REQUIRED WORK
Reproduce every record exactly.

(MATERIAL FOR THE TASK Opens)

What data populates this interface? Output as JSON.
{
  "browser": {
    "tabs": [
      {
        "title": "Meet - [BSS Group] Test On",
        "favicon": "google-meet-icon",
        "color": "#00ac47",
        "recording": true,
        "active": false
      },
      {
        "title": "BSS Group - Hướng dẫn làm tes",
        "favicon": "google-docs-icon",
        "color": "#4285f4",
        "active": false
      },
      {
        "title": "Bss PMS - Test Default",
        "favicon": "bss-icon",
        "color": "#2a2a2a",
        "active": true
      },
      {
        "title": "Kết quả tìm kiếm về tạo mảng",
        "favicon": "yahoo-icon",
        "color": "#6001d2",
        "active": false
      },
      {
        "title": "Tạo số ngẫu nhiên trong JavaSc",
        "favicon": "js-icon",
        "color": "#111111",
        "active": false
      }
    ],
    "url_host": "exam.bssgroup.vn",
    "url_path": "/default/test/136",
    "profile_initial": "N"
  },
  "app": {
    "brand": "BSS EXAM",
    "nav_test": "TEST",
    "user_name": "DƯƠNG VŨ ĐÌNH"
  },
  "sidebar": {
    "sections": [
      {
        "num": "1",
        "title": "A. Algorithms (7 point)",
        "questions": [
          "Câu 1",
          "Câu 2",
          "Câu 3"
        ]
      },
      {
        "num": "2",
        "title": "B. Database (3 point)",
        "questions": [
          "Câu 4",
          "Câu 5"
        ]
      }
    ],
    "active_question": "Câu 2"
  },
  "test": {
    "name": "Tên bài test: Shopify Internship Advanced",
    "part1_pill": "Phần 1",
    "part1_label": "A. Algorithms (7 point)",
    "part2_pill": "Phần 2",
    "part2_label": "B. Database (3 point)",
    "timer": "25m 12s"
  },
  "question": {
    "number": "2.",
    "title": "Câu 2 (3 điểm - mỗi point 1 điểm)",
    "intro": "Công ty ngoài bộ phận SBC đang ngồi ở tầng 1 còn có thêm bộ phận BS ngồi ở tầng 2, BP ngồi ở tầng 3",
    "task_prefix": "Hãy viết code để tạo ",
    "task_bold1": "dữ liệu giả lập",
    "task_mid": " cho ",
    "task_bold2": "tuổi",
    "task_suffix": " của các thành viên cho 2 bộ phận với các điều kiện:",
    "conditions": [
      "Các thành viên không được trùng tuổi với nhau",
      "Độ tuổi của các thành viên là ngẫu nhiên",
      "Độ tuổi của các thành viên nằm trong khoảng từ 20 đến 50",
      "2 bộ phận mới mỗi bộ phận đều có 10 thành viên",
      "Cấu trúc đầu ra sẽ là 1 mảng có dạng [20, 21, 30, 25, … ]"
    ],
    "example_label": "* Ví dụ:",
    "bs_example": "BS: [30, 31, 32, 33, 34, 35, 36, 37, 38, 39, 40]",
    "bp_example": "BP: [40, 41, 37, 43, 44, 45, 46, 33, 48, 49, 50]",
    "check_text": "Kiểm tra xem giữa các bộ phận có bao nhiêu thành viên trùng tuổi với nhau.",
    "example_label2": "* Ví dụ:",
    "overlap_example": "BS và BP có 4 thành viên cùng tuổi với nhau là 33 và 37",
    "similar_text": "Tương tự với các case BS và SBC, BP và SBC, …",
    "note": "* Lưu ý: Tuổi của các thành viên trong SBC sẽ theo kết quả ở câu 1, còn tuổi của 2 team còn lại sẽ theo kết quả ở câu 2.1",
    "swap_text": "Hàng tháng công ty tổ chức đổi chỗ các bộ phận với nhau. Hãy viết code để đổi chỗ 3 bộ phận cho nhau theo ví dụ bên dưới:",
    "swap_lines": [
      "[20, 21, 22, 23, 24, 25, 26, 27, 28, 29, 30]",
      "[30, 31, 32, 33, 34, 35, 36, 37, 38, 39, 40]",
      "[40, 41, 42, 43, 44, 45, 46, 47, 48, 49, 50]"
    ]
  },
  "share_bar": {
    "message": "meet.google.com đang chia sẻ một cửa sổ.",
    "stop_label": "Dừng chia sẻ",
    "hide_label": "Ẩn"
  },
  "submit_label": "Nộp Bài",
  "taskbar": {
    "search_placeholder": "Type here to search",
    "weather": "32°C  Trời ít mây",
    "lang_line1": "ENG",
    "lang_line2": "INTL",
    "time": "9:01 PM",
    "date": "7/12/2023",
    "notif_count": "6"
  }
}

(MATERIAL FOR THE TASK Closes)

ANSWER SPACE
What data populates this interface? Output as JSON.
{
  "browser": {
    "tabs": [
      {
        "title": "Meet - [BSS Group] Test On",
        "favicon": "google-meet-icon",
        "color": "#00ac47",
        "recording": true,
        "active": false
      },
      {
        "title": "BSS Group - Hướng dẫn làm tes",
        "favicon": "google-docs-icon",
        "color": "#4285f4",
        "active": false
      },
      {
        "title": "Bss PMS - Test Default",
        "favicon": "bss-icon",
        "color": "#2a2a2a",
        "active": true
      },
      {
        "title": "Kết quả tìm kiếm về tạo mảng",
        "favicon": "yahoo-icon",
        "color": "#6001d2",
        "active": false
      },
      {
        "title": "Tạo số ngẫu nhiên trong JavaSc",
        "favicon": "js-icon",
        "color": "#111111",
        "active": false
      }
    ],
    "url_host": "exam.bssgroup.vn",
    "url_path": "/default/test/136",
    "profile_initial": "N"
  },
  "app": {
    "brand": "BSS EXAM",
    "nav_test": "TEST",
    "user_name": "DƯƠNG VŨ ĐÌNH"
  },
  "sidebar": {
    "sections": [
      {
        "num": "1",
        "title": "A. Algorithms (7 point)",
        "questions": [
          "Câu 1",
          "Câu 2",
          "Câu 3"
        ]
      },
      {
        "num": "2",
        "title": "B. Database (3 point)",
        "questions": [
          "Câu 4",
          "Câu 5"
        ]
      }
    ],
    "active_question": "Câu 2"
  },
  "test": {
    "name": "Tên bài test: Shopify Internship Advanced",
    "part1_pill": "Phần 1",
    "part1_label": "A. Algorithms (7 point)",
    "part2_pill": "Phần 2",
    "part2_label": "B. Database (3 point)",
    "timer": "25m 12s"
  },
  "question": {
    "number": "2.",
    "title": "Câu 2 (3 điểm - mỗi point 1 điểm)",
    "intro": "Công ty ngoài bộ phận SBC đang ngồi ở tầng 1 còn có thêm bộ phận BS ngồi ở tầng 2, BP ngồi ở tầng 3",
    "task_prefix": "Hãy viết code để tạo ",
    "task_bold1": "dữ liệu giả lập",
    "task_mid": " cho ",
    "task_bold2": "tuổi",
    "task_suffix": " của các thành viên cho 2 bộ phận với các điều kiện:",
    "conditions": [
      "Các thành viên không được trùng tuổi với nhau",
      "Độ tuổi của các thành viên là ngẫu nhiên",
      "Độ tuổi của các thành viên nằm trong khoảng từ 20 đến 50",
      "2 bộ phận mới mỗi bộ phận đều có 10 thành viên",
      "Cấu trúc đầu ra sẽ là 1 mảng có dạng [20, 21, 30, 25, … ]"
    ],
    "example_label": "* Ví dụ:",
    "bs_example": "BS: [30, 31, 32, 33, 34, 35, 36, 37, 38, 39, 40]",
    "bp_example": "BP: [40, 41, 37, 43, 44, 45, 46, 33, 48, 49, 50]",
    "check_text": "Kiểm tra xem giữa các bộ phận có bao nhiêu thành viên trùng tuổi với nhau.",
    "example_label2": "* Ví dụ:",
    "overlap_example": "BS và BP có 4 thành viên cùng tuổi với nhau là 33 và 37",
    "similar_text": "Tương tự với các case BS và SBC, BP và SBC, …",
    "note": "* Lưu ý: Tuổi của các thành viên trong SBC sẽ theo kết quả ở câu 1, còn tuổi của 2 team còn lại sẽ theo kết quả ở câu 2.1",
    "swap_text": "Hàng tháng công ty tổ chức đổi chỗ các bộ phận với nhau. Hãy viết code để đổi chỗ 3 bộ phận cho nhau theo ví dụ bên dưới:",
    "swap_lines": [
      "[20, 21, 22, 23, 24, 25, 26, 27, 28, 29, 30]",
      "[30, 31, 32, 33, 34, 35, 36, 37, 38, 39, 40]",
      "[40, 41, 42, 43, 44, 45, 46, 47, 48, 49, 50]"
    ]
  },
  "share_bar": {
    "message": "meet.google.com đang chia sẻ một cửa sổ.",
    "stop_label": "Dừng chia sẻ",
    "hide_label": "Ẩn"
  },
  "submit_label": "Nộp Bài",
  "taskbar": {
    "search_placeholder": "Type here to search",
    "weather": "32°C  Trời ít mây",
    "lang_line1": "ENG",
    "lang_line2": "INTL",
    "time": "9:01 PM",
    "date": "7/12/2023",
    "notif_count": "6"
  }
}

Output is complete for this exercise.